He also announced one final project: a party for former employees, colleagues, and friends, to thank them for the role they played in a long and prosperous life.

“I’m satisfied that I was able to shake hands with the people I met during my lifetime and say thank you to them,” Anzaki told reporters after the party Dec. 11 at a Tokyo hotel, at which traditional dancers from his home prefecture performed before 1,000 guests. “I have enjoyed my life very much. . . I thought that being despondent is not in my nature.”

The size and stature of his farewell send-off may be unique, but Anzaki is not the first person to hold such an event. Living wakes—gatherings in celebration of a dying person, held while the guest of honor is alive and able to enjoy the festivities—are a niche but growing ritual, spurred by increased use of hospice care and an aging demographic of baby boomers accustomed to reshaping milestones to their tastes. The New York Times described one such party at the bedside of the civil rights activist John Shields as “an Irish wake, without grief’s frantic edge.”

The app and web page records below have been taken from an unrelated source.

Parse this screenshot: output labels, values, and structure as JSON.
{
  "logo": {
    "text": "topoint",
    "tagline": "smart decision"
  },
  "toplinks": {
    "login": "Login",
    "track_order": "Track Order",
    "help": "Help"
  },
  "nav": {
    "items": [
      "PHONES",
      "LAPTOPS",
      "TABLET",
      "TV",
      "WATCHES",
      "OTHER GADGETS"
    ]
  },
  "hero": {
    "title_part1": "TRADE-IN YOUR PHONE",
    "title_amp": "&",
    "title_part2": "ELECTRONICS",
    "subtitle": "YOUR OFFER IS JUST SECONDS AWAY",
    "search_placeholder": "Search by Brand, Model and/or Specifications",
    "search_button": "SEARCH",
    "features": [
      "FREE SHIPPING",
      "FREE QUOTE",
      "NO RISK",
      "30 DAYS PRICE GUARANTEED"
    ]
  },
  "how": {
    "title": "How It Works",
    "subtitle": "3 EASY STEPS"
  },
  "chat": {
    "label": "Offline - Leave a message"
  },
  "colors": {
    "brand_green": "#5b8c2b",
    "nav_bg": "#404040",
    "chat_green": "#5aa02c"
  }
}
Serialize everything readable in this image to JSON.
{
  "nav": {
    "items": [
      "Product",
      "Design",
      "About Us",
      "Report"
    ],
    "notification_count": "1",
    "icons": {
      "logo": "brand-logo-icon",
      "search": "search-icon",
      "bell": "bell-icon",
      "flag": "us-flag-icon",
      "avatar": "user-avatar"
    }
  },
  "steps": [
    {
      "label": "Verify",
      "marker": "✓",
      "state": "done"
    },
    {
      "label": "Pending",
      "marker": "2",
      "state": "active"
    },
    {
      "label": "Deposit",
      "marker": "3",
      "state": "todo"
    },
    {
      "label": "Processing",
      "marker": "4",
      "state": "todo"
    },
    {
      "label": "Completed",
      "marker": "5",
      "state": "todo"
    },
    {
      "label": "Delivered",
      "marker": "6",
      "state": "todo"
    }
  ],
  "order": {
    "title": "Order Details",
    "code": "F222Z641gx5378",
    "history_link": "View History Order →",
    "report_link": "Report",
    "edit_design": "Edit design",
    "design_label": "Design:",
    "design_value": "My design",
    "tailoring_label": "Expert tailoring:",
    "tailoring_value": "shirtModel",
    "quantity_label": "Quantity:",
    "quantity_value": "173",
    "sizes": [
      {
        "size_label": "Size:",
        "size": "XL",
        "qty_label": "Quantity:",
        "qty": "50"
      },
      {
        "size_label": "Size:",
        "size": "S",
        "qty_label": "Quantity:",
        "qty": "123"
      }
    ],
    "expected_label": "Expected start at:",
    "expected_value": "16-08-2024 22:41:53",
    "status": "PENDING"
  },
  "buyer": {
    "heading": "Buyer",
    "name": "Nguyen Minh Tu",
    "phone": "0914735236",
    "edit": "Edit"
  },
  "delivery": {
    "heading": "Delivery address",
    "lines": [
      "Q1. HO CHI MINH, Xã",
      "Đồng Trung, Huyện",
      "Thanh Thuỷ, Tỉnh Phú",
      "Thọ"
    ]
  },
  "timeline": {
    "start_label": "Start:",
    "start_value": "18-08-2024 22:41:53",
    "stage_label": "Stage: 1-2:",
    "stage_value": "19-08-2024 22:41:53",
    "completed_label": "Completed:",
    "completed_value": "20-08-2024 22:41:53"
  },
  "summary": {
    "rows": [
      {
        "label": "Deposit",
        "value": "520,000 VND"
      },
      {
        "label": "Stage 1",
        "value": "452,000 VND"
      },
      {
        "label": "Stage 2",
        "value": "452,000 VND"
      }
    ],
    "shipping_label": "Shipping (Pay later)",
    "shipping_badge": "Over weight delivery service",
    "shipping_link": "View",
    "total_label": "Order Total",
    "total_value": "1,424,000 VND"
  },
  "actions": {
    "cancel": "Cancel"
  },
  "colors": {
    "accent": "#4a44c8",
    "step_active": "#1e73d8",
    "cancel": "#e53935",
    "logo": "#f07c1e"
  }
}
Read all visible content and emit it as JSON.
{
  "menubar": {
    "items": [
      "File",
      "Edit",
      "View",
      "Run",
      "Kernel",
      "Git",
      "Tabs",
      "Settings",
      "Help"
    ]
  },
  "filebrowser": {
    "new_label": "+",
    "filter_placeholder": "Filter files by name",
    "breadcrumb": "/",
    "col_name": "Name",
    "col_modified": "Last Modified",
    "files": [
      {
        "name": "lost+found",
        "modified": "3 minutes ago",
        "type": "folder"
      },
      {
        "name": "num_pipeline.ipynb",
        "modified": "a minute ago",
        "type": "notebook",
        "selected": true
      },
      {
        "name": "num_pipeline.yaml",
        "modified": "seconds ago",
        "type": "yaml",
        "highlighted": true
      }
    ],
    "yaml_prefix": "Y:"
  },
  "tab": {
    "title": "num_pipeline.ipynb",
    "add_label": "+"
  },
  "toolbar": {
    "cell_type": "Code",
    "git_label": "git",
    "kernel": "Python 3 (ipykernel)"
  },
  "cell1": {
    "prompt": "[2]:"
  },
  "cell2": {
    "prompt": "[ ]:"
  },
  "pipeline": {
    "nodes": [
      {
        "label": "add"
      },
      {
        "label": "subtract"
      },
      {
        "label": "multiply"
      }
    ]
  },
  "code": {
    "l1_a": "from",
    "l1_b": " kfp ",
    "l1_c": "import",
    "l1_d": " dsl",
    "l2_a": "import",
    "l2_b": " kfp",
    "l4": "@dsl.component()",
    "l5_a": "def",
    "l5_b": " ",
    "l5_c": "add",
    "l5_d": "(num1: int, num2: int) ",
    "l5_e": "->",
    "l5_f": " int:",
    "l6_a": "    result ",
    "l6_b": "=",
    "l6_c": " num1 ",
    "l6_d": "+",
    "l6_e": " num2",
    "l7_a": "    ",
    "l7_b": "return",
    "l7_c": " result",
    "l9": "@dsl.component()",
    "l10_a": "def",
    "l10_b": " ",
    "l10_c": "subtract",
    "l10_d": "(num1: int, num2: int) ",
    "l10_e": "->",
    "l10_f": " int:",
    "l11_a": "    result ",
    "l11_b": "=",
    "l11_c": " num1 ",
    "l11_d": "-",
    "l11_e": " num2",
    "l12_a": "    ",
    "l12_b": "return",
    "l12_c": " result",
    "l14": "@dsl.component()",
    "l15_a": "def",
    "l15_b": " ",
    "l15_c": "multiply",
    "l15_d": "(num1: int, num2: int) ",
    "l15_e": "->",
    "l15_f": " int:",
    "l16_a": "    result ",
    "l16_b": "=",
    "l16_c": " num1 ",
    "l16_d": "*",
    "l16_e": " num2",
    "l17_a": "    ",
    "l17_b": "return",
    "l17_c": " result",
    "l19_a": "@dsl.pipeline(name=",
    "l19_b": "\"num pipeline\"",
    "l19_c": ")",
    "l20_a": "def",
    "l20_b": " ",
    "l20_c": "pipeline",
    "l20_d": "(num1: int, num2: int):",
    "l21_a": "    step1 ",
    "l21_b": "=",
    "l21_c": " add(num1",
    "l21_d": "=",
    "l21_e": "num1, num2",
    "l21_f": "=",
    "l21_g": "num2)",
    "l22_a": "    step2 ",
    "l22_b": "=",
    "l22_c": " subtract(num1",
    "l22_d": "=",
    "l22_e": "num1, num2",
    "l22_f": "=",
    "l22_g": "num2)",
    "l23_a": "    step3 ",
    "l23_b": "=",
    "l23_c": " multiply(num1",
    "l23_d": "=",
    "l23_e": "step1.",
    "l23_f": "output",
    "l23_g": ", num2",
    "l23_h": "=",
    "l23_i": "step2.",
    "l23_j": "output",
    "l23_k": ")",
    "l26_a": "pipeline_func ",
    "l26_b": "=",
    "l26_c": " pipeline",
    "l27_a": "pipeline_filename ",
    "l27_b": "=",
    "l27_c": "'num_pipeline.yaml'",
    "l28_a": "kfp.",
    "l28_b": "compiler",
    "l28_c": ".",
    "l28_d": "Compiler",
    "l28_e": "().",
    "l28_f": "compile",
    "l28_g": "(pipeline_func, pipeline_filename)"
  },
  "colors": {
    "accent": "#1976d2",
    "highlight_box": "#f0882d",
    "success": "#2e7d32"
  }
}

It’s notable that Anzaki, who served as president of Komatsu from 1995 to 2001, and then later as company chairman, reflected afterwards on the satisfaction of showing gratitude toward others, rather than receiving accolades for his long career. As Quartz’s Ephrat Livni has pointed out, expressing gratitude has powerful psychological and physiological benefits, from reducing anxiety to improving immune function.

Attending such a party (or reading about one) has benefits as well: considering death invariably leads to reflections on life. Is your current business partner the type of person you’d want at your last hurrah? Do you need to wait for a living wake to express gratitude to the mentors, colleagues, and employees who have enriched your career and life?

“It was a very fun event,” one former employee told the Japanese broadcaster NHK. “I am also suffering from an illness so it got me thinking how I want live the rest of my life.”